Instructions for the task:
Reproduce, exactly and in full, the records that follow, minus any pictures.

Extracted information:

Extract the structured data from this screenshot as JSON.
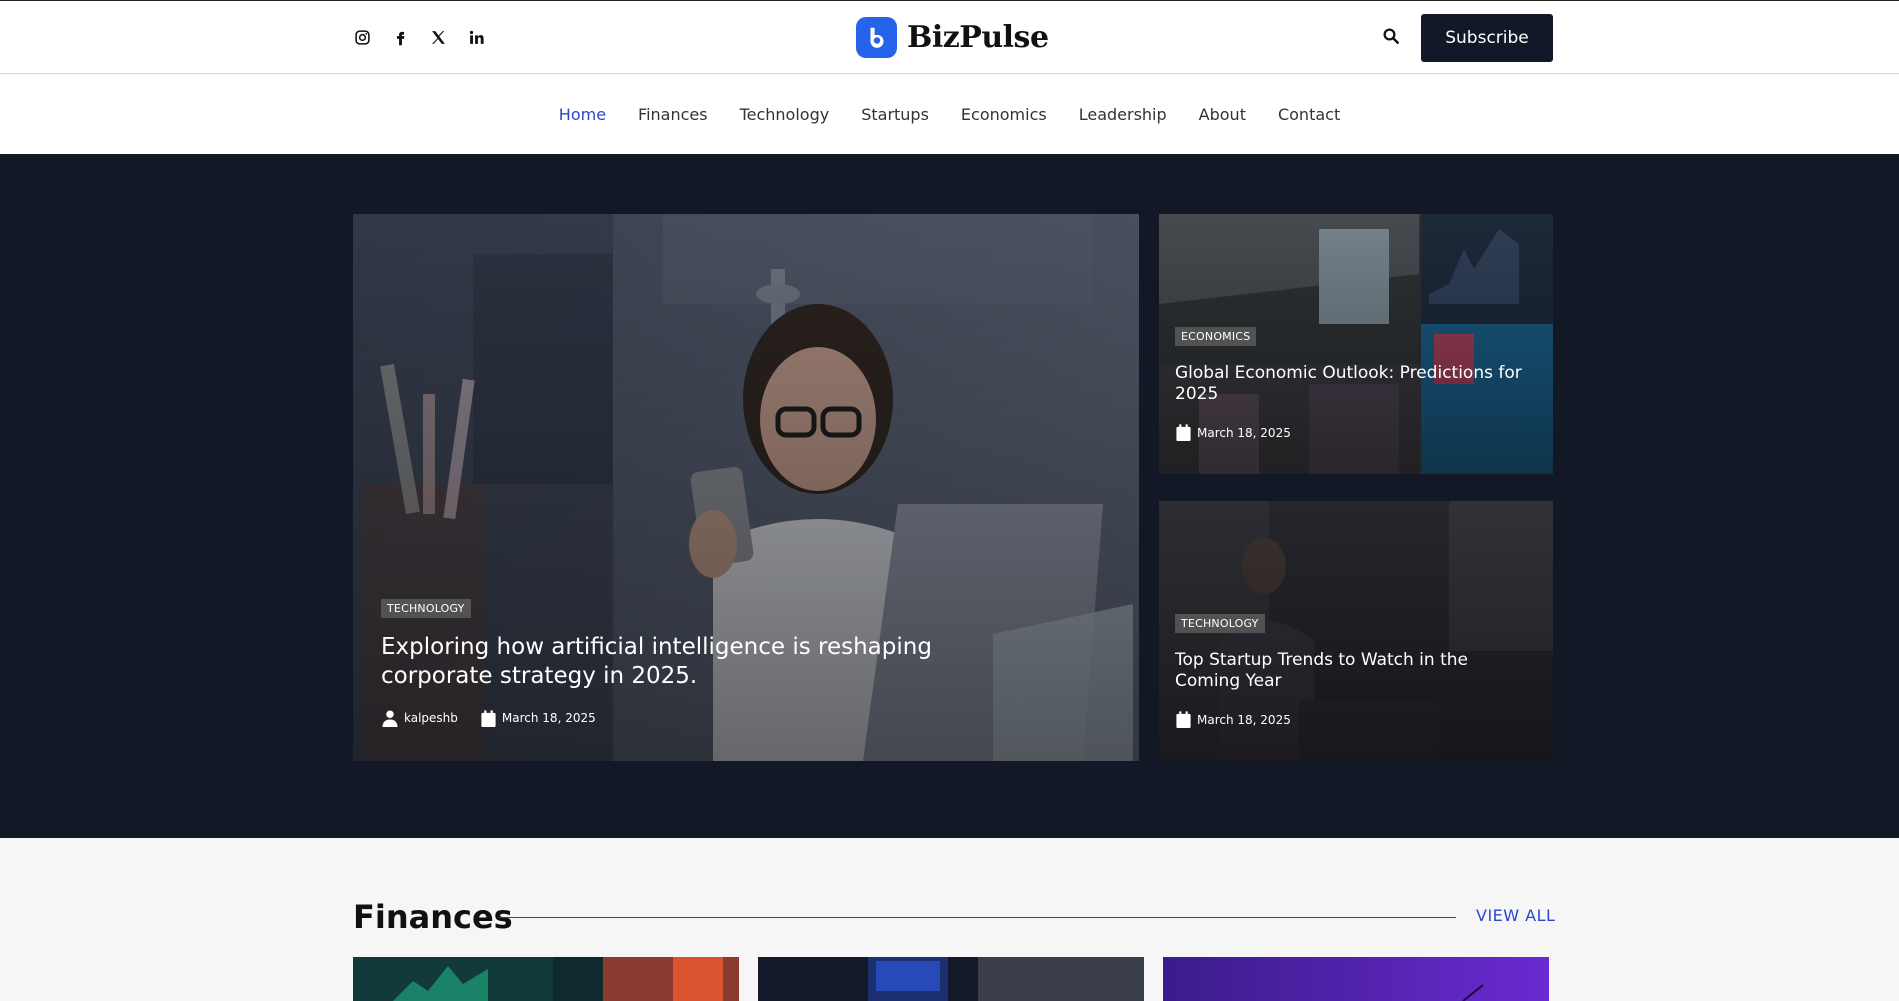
{
  "header": {
    "brand": "BizPulse",
    "social": [
      "instagram-icon",
      "facebook-icon",
      "x-icon",
      "linkedin-icon"
    ],
    "subscribe_label": "Subscribe",
    "brand_color": "#2563eb"
  },
  "nav": {
    "items": [
      "Home",
      "Finances",
      "Technology",
      "Startups",
      "Economics",
      "Leadership",
      "About",
      "Contact"
    ],
    "active": "Home"
  },
  "hero": {
    "main": {
      "category": "TECHNOLOGY",
      "title": "Exploring how artificial intelligence is reshaping corporate strategy in 2025.",
      "author": "kalpeshb",
      "date": "March 18, 2025"
    },
    "side": [
      {
        "category": "ECONOMICS",
        "title": "Global Economic Outlook: Predictions for 2025",
        "date": "March 18, 2025"
      },
      {
        "category": "TECHNOLOGY",
        "title": "Top Startup Trends to Watch in the Coming Year",
        "date": "March 18, 2025"
      }
    ]
  },
  "finances": {
    "title": "Finances",
    "view_all": "VIEW ALL"
  }
}
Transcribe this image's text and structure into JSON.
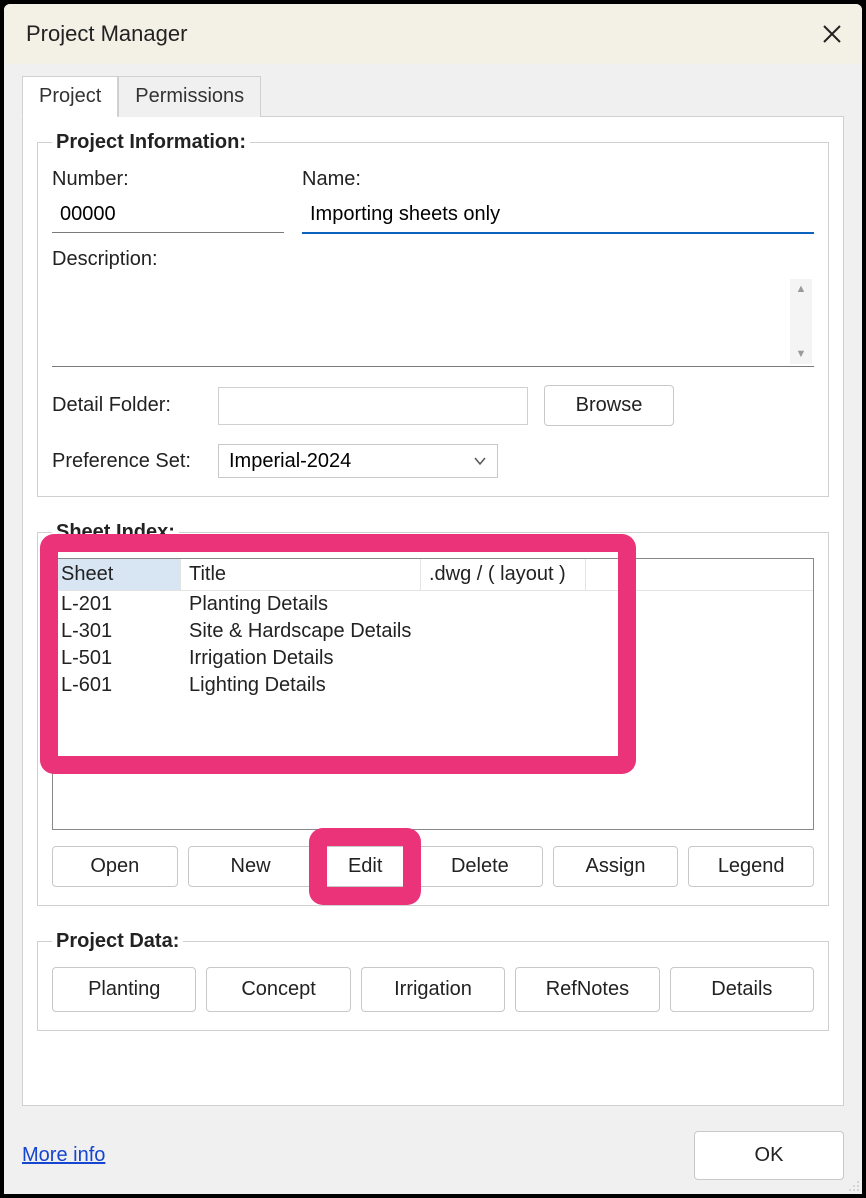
{
  "window": {
    "title": "Project Manager"
  },
  "tabs": {
    "project": "Project",
    "permissions": "Permissions"
  },
  "project_info": {
    "legend": "Project Information:",
    "number_label": "Number:",
    "number_value": "00000",
    "name_label": "Name:",
    "name_value": "Importing sheets only",
    "description_label": "Description:",
    "description_value": "",
    "detail_folder_label": "Detail Folder:",
    "detail_folder_value": "",
    "browse": "Browse",
    "pref_set_label": "Preference Set:",
    "pref_set_value": "Imperial-2024"
  },
  "sheet_index": {
    "legend": "Sheet Index:",
    "headers": {
      "sheet": "Sheet",
      "title": "Title",
      "dwg": ".dwg / ( layout )"
    },
    "rows": [
      {
        "sheet": "L-201",
        "title": "Planting Details"
      },
      {
        "sheet": "L-301",
        "title": "Site & Hardscape Details"
      },
      {
        "sheet": "L-501",
        "title": "Irrigation Details"
      },
      {
        "sheet": "L-601",
        "title": "Lighting Details"
      }
    ],
    "buttons": {
      "open": "Open",
      "new": "New",
      "edit": "Edit",
      "delete": "Delete",
      "assign": "Assign",
      "legend": "Legend"
    }
  },
  "project_data": {
    "legend": "Project Data:",
    "buttons": {
      "planting": "Planting",
      "concept": "Concept",
      "irrigation": "Irrigation",
      "refnotes": "RefNotes",
      "details": "Details"
    }
  },
  "footer": {
    "more_info": "More info",
    "ok": "OK"
  }
}
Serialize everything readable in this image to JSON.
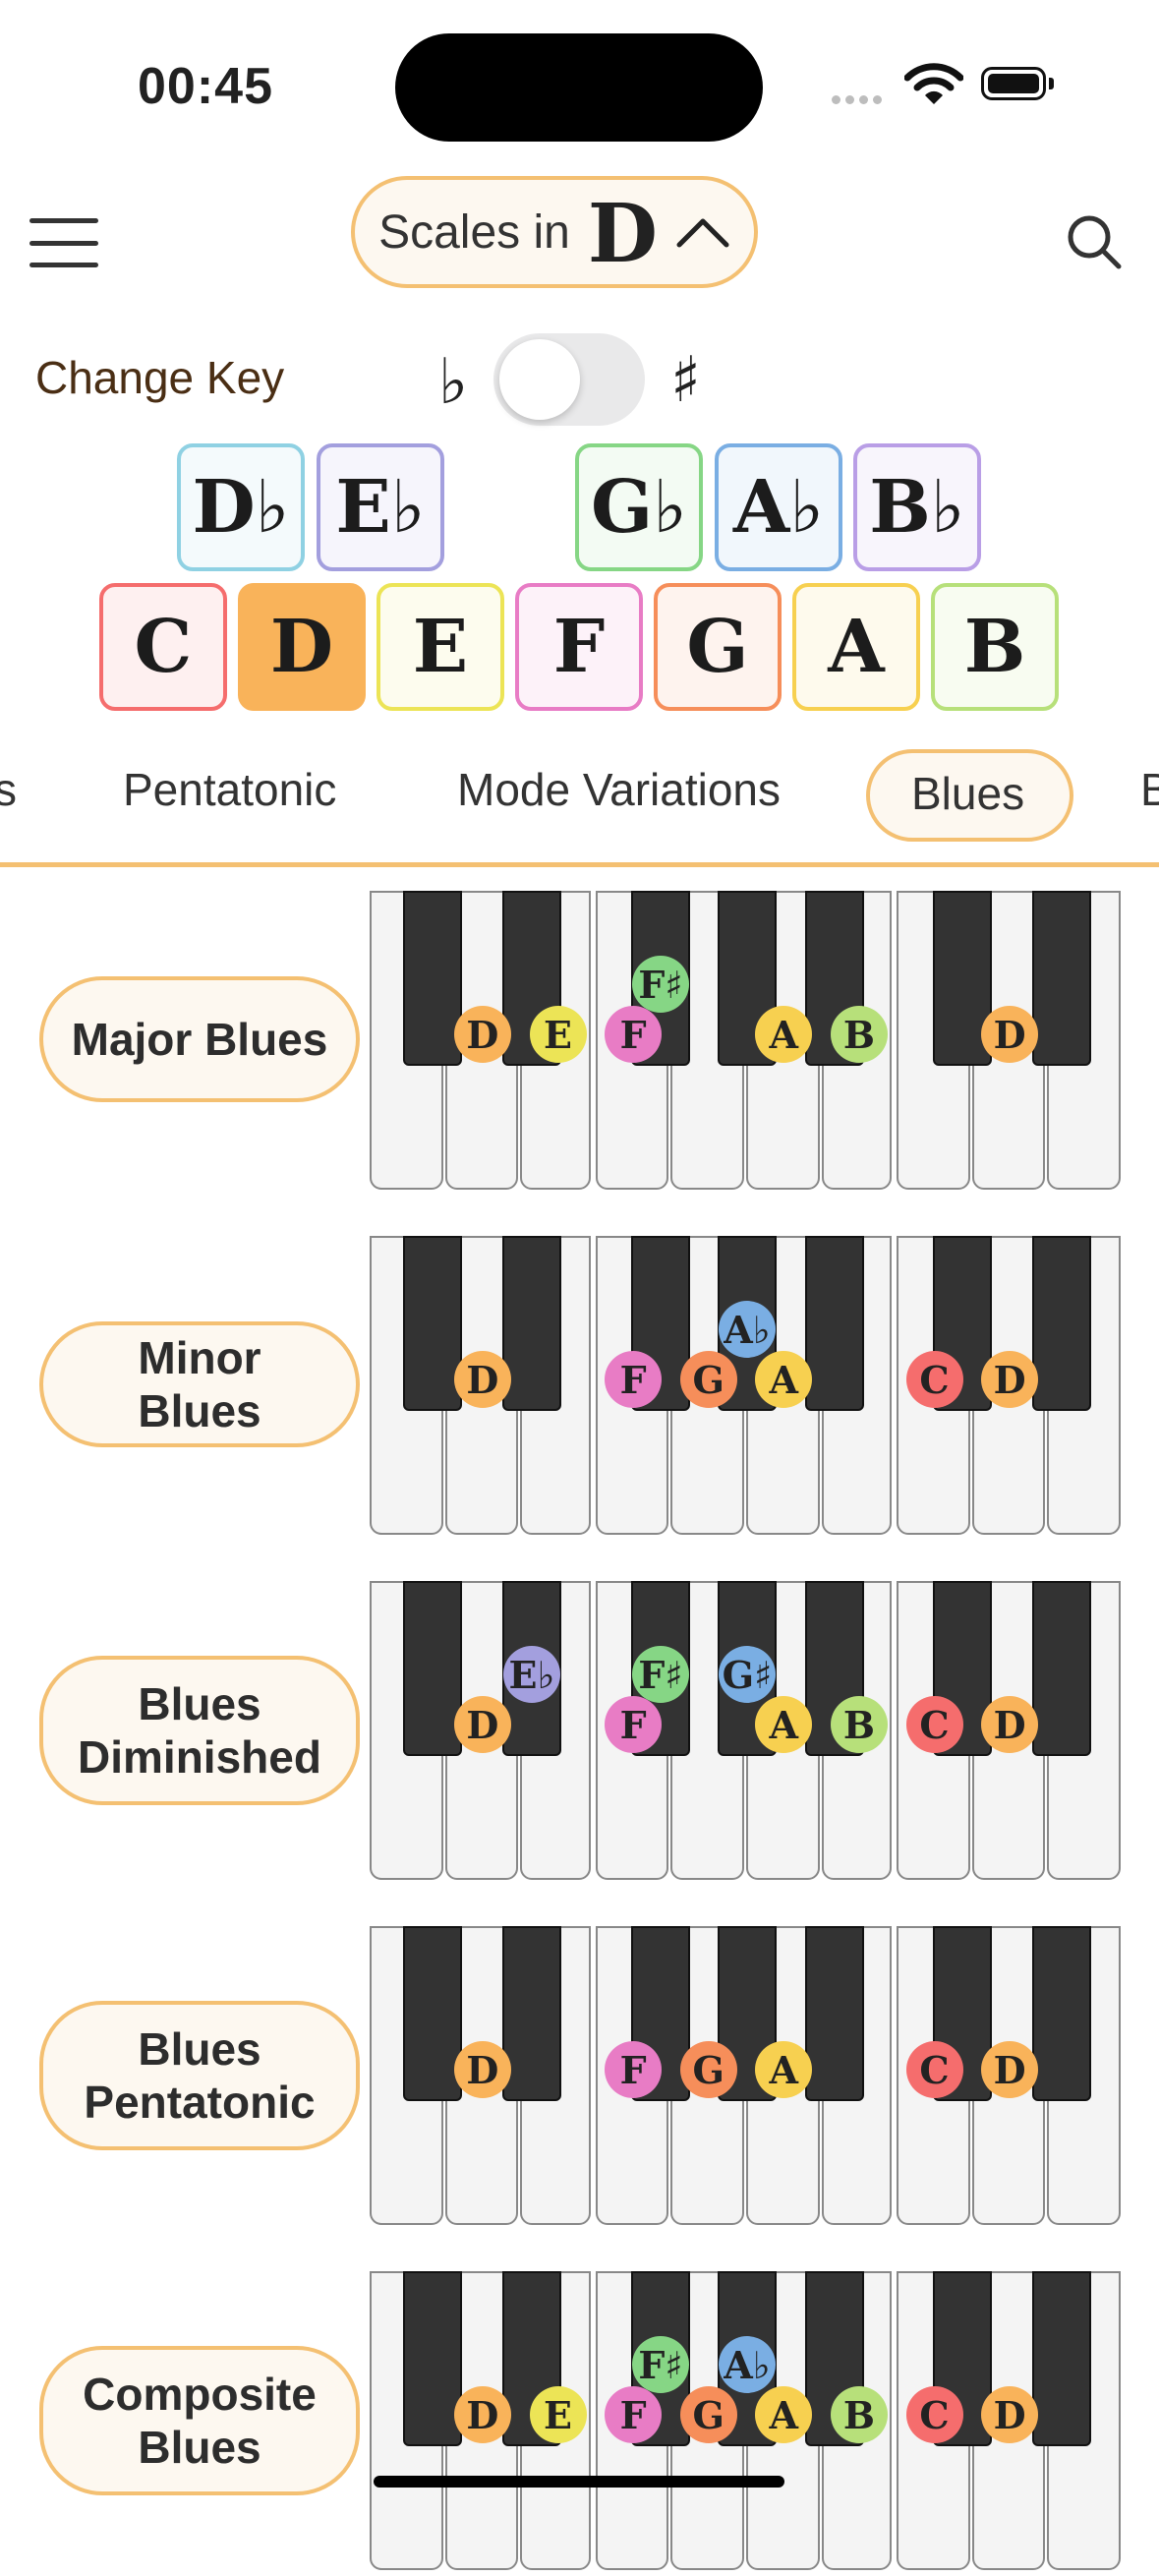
{
  "status": {
    "time": "00:45"
  },
  "header": {
    "title": "Scales in",
    "key": "D"
  },
  "change_key": {
    "label": "Change Key",
    "flat": "♭",
    "sharp": "♯"
  },
  "keys": {
    "accidentals": [
      "D♭",
      "E♭",
      "G♭",
      "A♭",
      "B♭"
    ],
    "naturals": [
      "C",
      "D",
      "E",
      "F",
      "G",
      "A",
      "B"
    ],
    "selected": "D"
  },
  "tabs": {
    "partial_left": "s",
    "pentatonic": "Pentatonic",
    "mode_variations": "Mode Variations",
    "blues": "Blues",
    "partial_right": "B"
  },
  "scales": [
    {
      "name": "Major Blues",
      "notes": [
        "D",
        "E",
        "F",
        "F♯",
        "A",
        "B",
        "D"
      ]
    },
    {
      "name": "Minor Blues",
      "notes": [
        "D",
        "F",
        "G",
        "A♭",
        "A",
        "C",
        "D"
      ]
    },
    {
      "name": "Blues Diminished",
      "notes": [
        "D",
        "E♭",
        "F",
        "F♯",
        "G♯",
        "A",
        "B",
        "C",
        "D"
      ]
    },
    {
      "name": "Blues Pentatonic",
      "notes": [
        "D",
        "F",
        "G",
        "A",
        "C",
        "D"
      ]
    },
    {
      "name": "Composite Blues",
      "notes": [
        "D",
        "E",
        "F",
        "F♯",
        "G",
        "A♭",
        "A",
        "B",
        "C",
        "D"
      ]
    }
  ],
  "colors": {
    "accent": "#f4c072",
    "C": "#f56d6d",
    "D": "#f9b35a",
    "E": "#ece456",
    "F": "#e87cc5",
    "G": "#f68e5a",
    "A": "#f7d050",
    "B": "#b7e07a",
    "Db": "#8fd1e3",
    "Eb": "#a39fde",
    "Gb": "#86d685",
    "Ab": "#7aaee3",
    "Bb": "#b99ee6"
  }
}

Result for this task:
Extract the structured data from this screenshot as JSON.
{
  "header": {
    "brand": "BizPulse",
    "social": [
      "instagram-icon",
      "facebook-icon",
      "x-icon",
      "linkedin-icon"
    ],
    "subscribe_label": "Subscribe",
    "brand_color": "#2563eb"
  },
  "nav": {
    "items": [
      "Home",
      "Finances",
      "Technology",
      "Startups",
      "Economics",
      "Leadership",
      "About",
      "Contact"
    ],
    "active": "Home"
  },
  "hero": {
    "main": {
      "category": "TECHNOLOGY",
      "title": "Exploring how artificial intelligence is reshaping corporate strategy in 2025.",
      "author": "kalpeshb",
      "date": "March 18, 2025"
    },
    "side": [
      {
        "category": "ECONOMICS",
        "title": "Global Economic Outlook: Predictions for 2025",
        "date": "March 18, 2025"
      },
      {
        "category": "TECHNOLOGY",
        "title": "Top Startup Trends to Watch in the Coming Year",
        "date": "March 18, 2025"
      }
    ]
  },
  "finances": {
    "title": "Finances",
    "view_all": "VIEW ALL"
  }
}
Transcribe this image's text and structure into JSON.
{
  "window": {
    "title": "Project Manager"
  },
  "tabs": {
    "project": "Project",
    "permissions": "Permissions"
  },
  "project_info": {
    "legend": "Project Information:",
    "number_label": "Number:",
    "number_value": "00000",
    "name_label": "Name:",
    "name_value": "Importing sheets only",
    "description_label": "Description:",
    "description_value": "",
    "detail_folder_label": "Detail Folder:",
    "detail_folder_value": "",
    "browse": "Browse",
    "pref_set_label": "Preference Set:",
    "pref_set_value": "Imperial-2024"
  },
  "sheet_index": {
    "legend": "Sheet Index:",
    "headers": {
      "sheet": "Sheet",
      "title": "Title",
      "dwg": ".dwg / ( layout )"
    },
    "rows": [
      {
        "sheet": "L-201",
        "title": "Planting Details"
      },
      {
        "sheet": "L-301",
        "title": "Site & Hardscape Details"
      },
      {
        "sheet": "L-501",
        "title": "Irrigation Details"
      },
      {
        "sheet": "L-601",
        "title": "Lighting Details"
      }
    ],
    "buttons": {
      "open": "Open",
      "new": "New",
      "edit": "Edit",
      "delete": "Delete",
      "assign": "Assign",
      "legend": "Legend"
    }
  },
  "project_data": {
    "legend": "Project Data:",
    "buttons": {
      "planting": "Planting",
      "concept": "Concept",
      "irrigation": "Irrigation",
      "refnotes": "RefNotes",
      "details": "Details"
    }
  },
  "footer": {
    "more_info": "More info",
    "ok": "OK"
  }
}
Serialize everything readable in this image to JSON.
{
  "status": {
    "time": "00:45"
  },
  "header": {
    "title": "Scales in",
    "key": "D"
  },
  "change_key": {
    "label": "Change Key",
    "flat": "♭",
    "sharp": "♯"
  },
  "keys": {
    "accidentals": [
      "D♭",
      "E♭",
      "G♭",
      "A♭",
      "B♭"
    ],
    "naturals": [
      "C",
      "D",
      "E",
      "F",
      "G",
      "A",
      "B"
    ],
    "selected": "D"
  },
  "tabs": {
    "partial_left": "s",
    "pentatonic": "Pentatonic",
    "mode_variations": "Mode Variations",
    "blues": "Blues",
    "partial_right": "B"
  },
  "scales": [
    {
      "name": "Major Blues",
      "notes": [
        "D",
        "E",
        "F",
        "F♯",
        "A",
        "B",
        "D"
      ]
    },
    {
      "name": "Minor Blues",
      "notes": [
        "D",
        "F",
        "G",
        "A♭",
        "A",
        "C",
        "D"
      ]
    },
    {
      "name": "Blues Diminished",
      "notes": [
        "D",
        "E♭",
        "F",
        "F♯",
        "G♯",
        "A",
        "B",
        "C",
        "D"
      ]
    },
    {
      "name": "Blues Pentatonic",
      "notes": [
        "D",
        "F",
        "G",
        "A",
        "C",
        "D"
      ]
    },
    {
      "name": "Composite Blues",
      "notes": [
        "D",
        "E",
        "F",
        "F♯",
        "G",
        "A♭",
        "A",
        "B",
        "C",
        "D"
      ]
    }
  ],
  "colors": {
    "accent": "#f4c072",
    "C": "#f56d6d",
    "D": "#f9b35a",
    "E": "#ece456",
    "F": "#e87cc5",
    "G": "#f68e5a",
    "A": "#f7d050",
    "B": "#b7e07a",
    "Db": "#8fd1e3",
    "Eb": "#a39fde",
    "Gb": "#86d685",
    "Ab": "#7aaee3",
    "Bb": "#b99ee6"
  }
}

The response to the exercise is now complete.